ENTRIES PROVIDED:
━━━
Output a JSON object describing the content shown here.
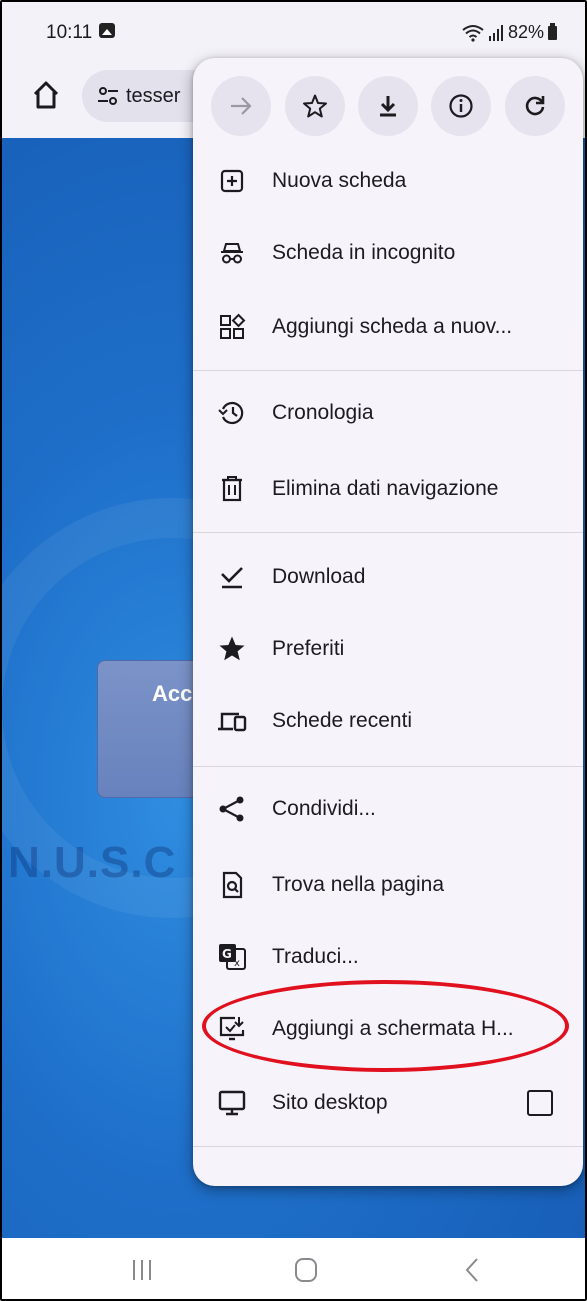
{
  "status_bar": {
    "time": "10:11",
    "battery": "82%"
  },
  "toolbar": {
    "url": "tesser"
  },
  "page": {
    "login_card_text": "Acc",
    "brand_text": "N.U.S.C"
  },
  "menu": {
    "actions": [
      {
        "name": "forward",
        "icon": "arrow-right-icon"
      },
      {
        "name": "bookmark",
        "icon": "star-outline-icon"
      },
      {
        "name": "download",
        "icon": "download-icon"
      },
      {
        "name": "page-info",
        "icon": "info-icon"
      },
      {
        "name": "reload",
        "icon": "reload-icon"
      }
    ],
    "items": [
      {
        "label": "Nuova scheda",
        "icon": "new-tab-icon"
      },
      {
        "label": "Scheda in incognito",
        "icon": "incognito-icon"
      },
      {
        "label": "Aggiungi scheda a nuov...",
        "icon": "tab-group-icon"
      },
      {
        "label": "Cronologia",
        "icon": "history-icon"
      },
      {
        "label": "Elimina dati navigazione",
        "icon": "trash-icon"
      },
      {
        "label": "Download",
        "icon": "download-check-icon"
      },
      {
        "label": "Preferiti",
        "icon": "star-icon"
      },
      {
        "label": "Schede recenti",
        "icon": "devices-icon"
      },
      {
        "label": "Condividi...",
        "icon": "share-icon"
      },
      {
        "label": "Trova nella pagina",
        "icon": "find-in-page-icon"
      },
      {
        "label": "Traduci...",
        "icon": "translate-icon"
      },
      {
        "label": "Aggiungi a schermata H...",
        "icon": "add-to-home-screen-icon"
      },
      {
        "label": "Sito desktop",
        "icon": "desktop-icon"
      }
    ]
  },
  "colors": {
    "highlight": "#e0101e",
    "page_blue": "#1e6fc9",
    "menu_bg": "#f6f3fb"
  }
}
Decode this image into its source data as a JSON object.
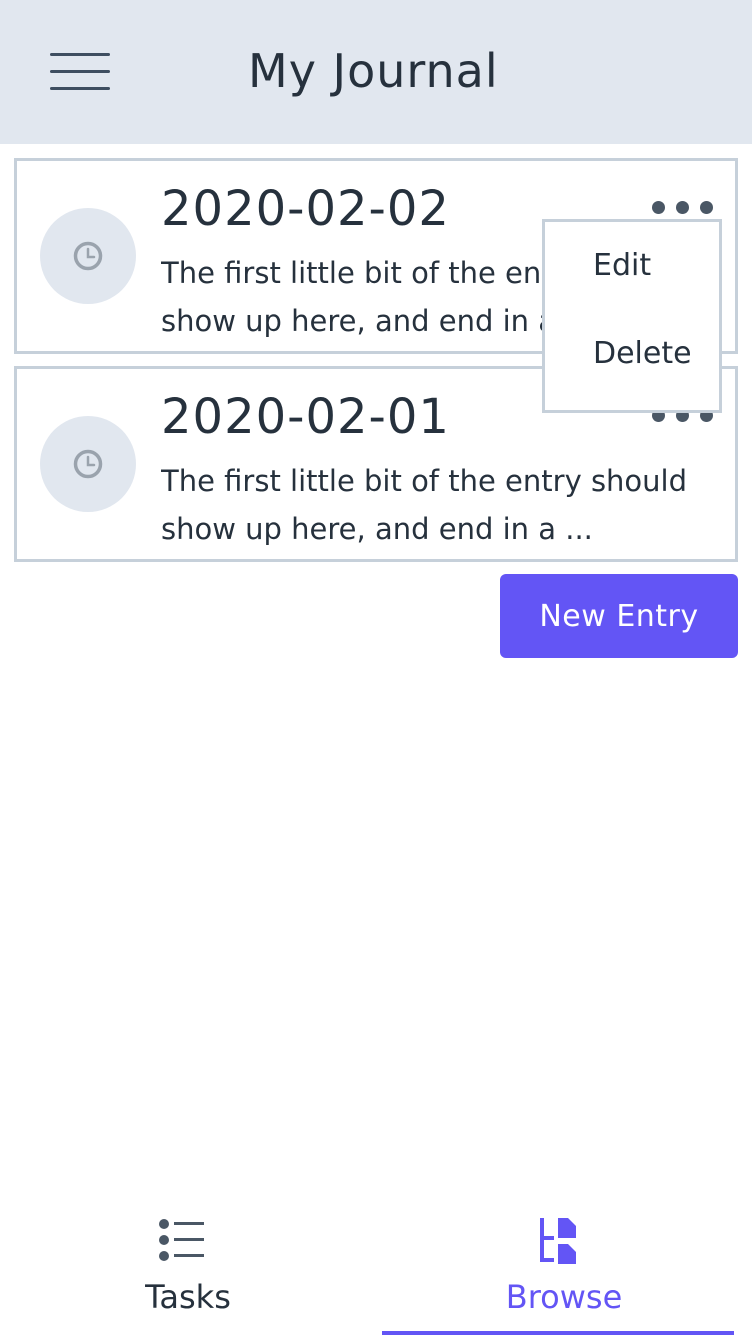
{
  "header": {
    "menu_icon": "hamburger-menu-icon",
    "title": "My Journal"
  },
  "entries": [
    {
      "icon": "clock-icon",
      "date": "2020-02-02",
      "preview_line1": "The first little bit of the entry should",
      "preview_line2": "show up here, and end in a ..."
    },
    {
      "icon": "clock-icon",
      "date": "2020-02-01",
      "preview_line1": "The first little bit of the entry should",
      "preview_line2": "show up here, and end in a ..."
    }
  ],
  "popup_menu": {
    "edit_label": "Edit",
    "delete_label": "Delete"
  },
  "new_entry_label": "New Entry",
  "bottom_nav": {
    "tasks": {
      "label": "Tasks",
      "icon": "list-icon"
    },
    "browse": {
      "label": "Browse",
      "icon": "tree-browse-icon",
      "active": true
    }
  },
  "colors": {
    "header_bg": "#e1e7ef",
    "accent": "#6355f5",
    "text": "#26313d",
    "border": "#c6d0da"
  }
}
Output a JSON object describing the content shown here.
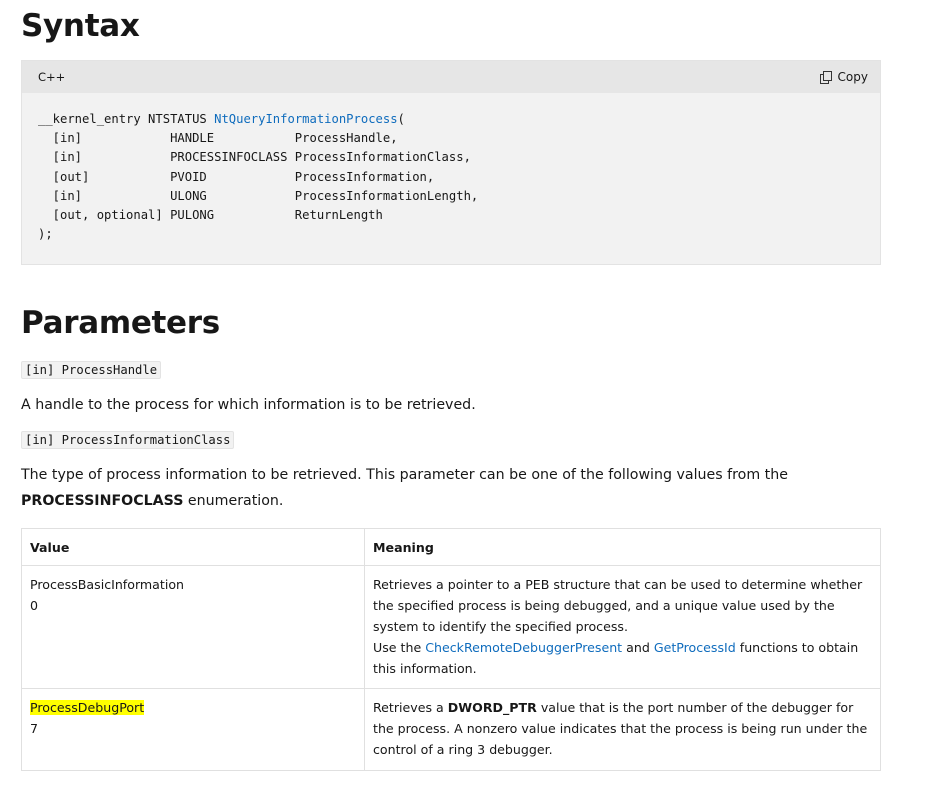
{
  "syntax": {
    "heading": "Syntax",
    "code_lang": "C++",
    "copy_label": "Copy",
    "code": {
      "prefix": "__kernel_entry NTSTATUS ",
      "function_name": "NtQueryInformationProcess",
      "open_paren": "(",
      "lines": [
        "  [in]            HANDLE           ProcessHandle,",
        "  [in]            PROCESSINFOCLASS ProcessInformationClass,",
        "  [out]           PVOID            ProcessInformation,",
        "  [in]            ULONG            ProcessInformationLength,",
        "  [out, optional] PULONG           ReturnLength"
      ],
      "close": ");"
    }
  },
  "parameters": {
    "heading": "Parameters",
    "param1": {
      "code": "[in] ProcessHandle",
      "description": "A handle to the process for which information is to be retrieved."
    },
    "param2": {
      "code": "[in] ProcessInformationClass",
      "description_start": "The type of process information to be retrieved. This parameter can be one of the following values from the ",
      "description_bold": "PROCESSINFOCLASS",
      "description_end": " enumeration."
    }
  },
  "table": {
    "headers": [
      "Value",
      "Meaning"
    ],
    "rows": [
      {
        "name": "ProcessBasicInformation",
        "value": "0",
        "meaning_text": "Retrieves a pointer to a PEB structure that can be used to determine whether the specified process is being debugged, and a unique value used by the system to identify the specified process.",
        "meaning_use_prefix": "Use the ",
        "link1": "CheckRemoteDebuggerPresent",
        "meaning_and": " and ",
        "link2": "GetProcessId",
        "meaning_suffix": " functions to obtain this information."
      },
      {
        "name": "ProcessDebugPort",
        "value": "7",
        "meaning_prefix": "Retrieves a ",
        "meaning_bold": "DWORD_PTR",
        "meaning_rest": " value that is the port number of the debugger for the process. A nonzero value indicates that the process is being run under the control of a ring 3 debugger."
      }
    ]
  },
  "colors": {
    "link": "#0f6cbd",
    "highlight": "#ffff00",
    "code_bg": "#f2f2f2",
    "code_header_bg": "#e6e6e6"
  }
}
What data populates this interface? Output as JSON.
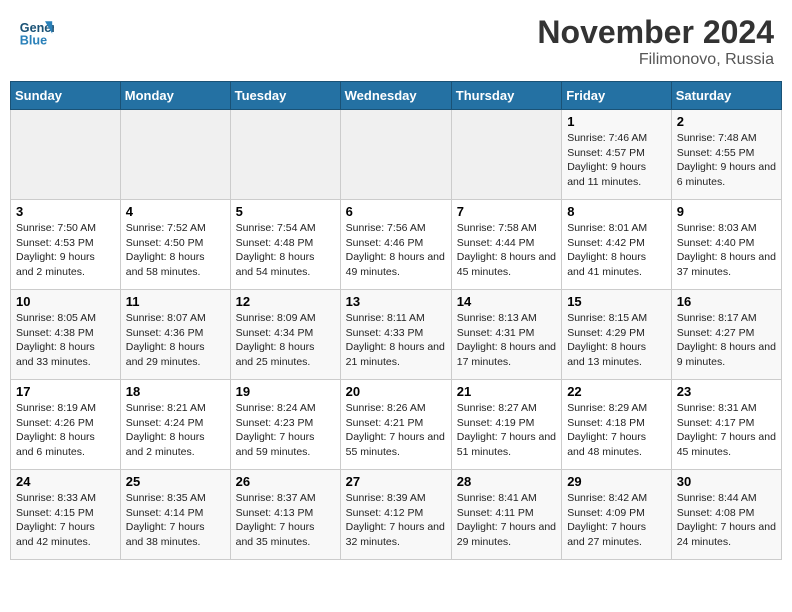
{
  "header": {
    "logo_line1": "General",
    "logo_line2": "Blue",
    "month": "November 2024",
    "location": "Filimonovo, Russia"
  },
  "weekdays": [
    "Sunday",
    "Monday",
    "Tuesday",
    "Wednesday",
    "Thursday",
    "Friday",
    "Saturday"
  ],
  "weeks": [
    [
      {
        "day": "",
        "info": ""
      },
      {
        "day": "",
        "info": ""
      },
      {
        "day": "",
        "info": ""
      },
      {
        "day": "",
        "info": ""
      },
      {
        "day": "",
        "info": ""
      },
      {
        "day": "1",
        "info": "Sunrise: 7:46 AM\nSunset: 4:57 PM\nDaylight: 9 hours and 11 minutes."
      },
      {
        "day": "2",
        "info": "Sunrise: 7:48 AM\nSunset: 4:55 PM\nDaylight: 9 hours and 6 minutes."
      }
    ],
    [
      {
        "day": "3",
        "info": "Sunrise: 7:50 AM\nSunset: 4:53 PM\nDaylight: 9 hours and 2 minutes."
      },
      {
        "day": "4",
        "info": "Sunrise: 7:52 AM\nSunset: 4:50 PM\nDaylight: 8 hours and 58 minutes."
      },
      {
        "day": "5",
        "info": "Sunrise: 7:54 AM\nSunset: 4:48 PM\nDaylight: 8 hours and 54 minutes."
      },
      {
        "day": "6",
        "info": "Sunrise: 7:56 AM\nSunset: 4:46 PM\nDaylight: 8 hours and 49 minutes."
      },
      {
        "day": "7",
        "info": "Sunrise: 7:58 AM\nSunset: 4:44 PM\nDaylight: 8 hours and 45 minutes."
      },
      {
        "day": "8",
        "info": "Sunrise: 8:01 AM\nSunset: 4:42 PM\nDaylight: 8 hours and 41 minutes."
      },
      {
        "day": "9",
        "info": "Sunrise: 8:03 AM\nSunset: 4:40 PM\nDaylight: 8 hours and 37 minutes."
      }
    ],
    [
      {
        "day": "10",
        "info": "Sunrise: 8:05 AM\nSunset: 4:38 PM\nDaylight: 8 hours and 33 minutes."
      },
      {
        "day": "11",
        "info": "Sunrise: 8:07 AM\nSunset: 4:36 PM\nDaylight: 8 hours and 29 minutes."
      },
      {
        "day": "12",
        "info": "Sunrise: 8:09 AM\nSunset: 4:34 PM\nDaylight: 8 hours and 25 minutes."
      },
      {
        "day": "13",
        "info": "Sunrise: 8:11 AM\nSunset: 4:33 PM\nDaylight: 8 hours and 21 minutes."
      },
      {
        "day": "14",
        "info": "Sunrise: 8:13 AM\nSunset: 4:31 PM\nDaylight: 8 hours and 17 minutes."
      },
      {
        "day": "15",
        "info": "Sunrise: 8:15 AM\nSunset: 4:29 PM\nDaylight: 8 hours and 13 minutes."
      },
      {
        "day": "16",
        "info": "Sunrise: 8:17 AM\nSunset: 4:27 PM\nDaylight: 8 hours and 9 minutes."
      }
    ],
    [
      {
        "day": "17",
        "info": "Sunrise: 8:19 AM\nSunset: 4:26 PM\nDaylight: 8 hours and 6 minutes."
      },
      {
        "day": "18",
        "info": "Sunrise: 8:21 AM\nSunset: 4:24 PM\nDaylight: 8 hours and 2 minutes."
      },
      {
        "day": "19",
        "info": "Sunrise: 8:24 AM\nSunset: 4:23 PM\nDaylight: 7 hours and 59 minutes."
      },
      {
        "day": "20",
        "info": "Sunrise: 8:26 AM\nSunset: 4:21 PM\nDaylight: 7 hours and 55 minutes."
      },
      {
        "day": "21",
        "info": "Sunrise: 8:27 AM\nSunset: 4:19 PM\nDaylight: 7 hours and 51 minutes."
      },
      {
        "day": "22",
        "info": "Sunrise: 8:29 AM\nSunset: 4:18 PM\nDaylight: 7 hours and 48 minutes."
      },
      {
        "day": "23",
        "info": "Sunrise: 8:31 AM\nSunset: 4:17 PM\nDaylight: 7 hours and 45 minutes."
      }
    ],
    [
      {
        "day": "24",
        "info": "Sunrise: 8:33 AM\nSunset: 4:15 PM\nDaylight: 7 hours and 42 minutes."
      },
      {
        "day": "25",
        "info": "Sunrise: 8:35 AM\nSunset: 4:14 PM\nDaylight: 7 hours and 38 minutes."
      },
      {
        "day": "26",
        "info": "Sunrise: 8:37 AM\nSunset: 4:13 PM\nDaylight: 7 hours and 35 minutes."
      },
      {
        "day": "27",
        "info": "Sunrise: 8:39 AM\nSunset: 4:12 PM\nDaylight: 7 hours and 32 minutes."
      },
      {
        "day": "28",
        "info": "Sunrise: 8:41 AM\nSunset: 4:11 PM\nDaylight: 7 hours and 29 minutes."
      },
      {
        "day": "29",
        "info": "Sunrise: 8:42 AM\nSunset: 4:09 PM\nDaylight: 7 hours and 27 minutes."
      },
      {
        "day": "30",
        "info": "Sunrise: 8:44 AM\nSunset: 4:08 PM\nDaylight: 7 hours and 24 minutes."
      }
    ]
  ]
}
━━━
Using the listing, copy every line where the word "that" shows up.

RESULT FOR THIS TASK:
        "meaning_text": "Retrieves a pointer to a PEB structure that can be used to determine whether the specified process is being debugged, and a unique value used by the system to identify the specified process.",
        "meaning_rest": " value that is the port number of the debugger for the process. A nonzero value indicates that the process is being run under the control of a ring 3 debugger."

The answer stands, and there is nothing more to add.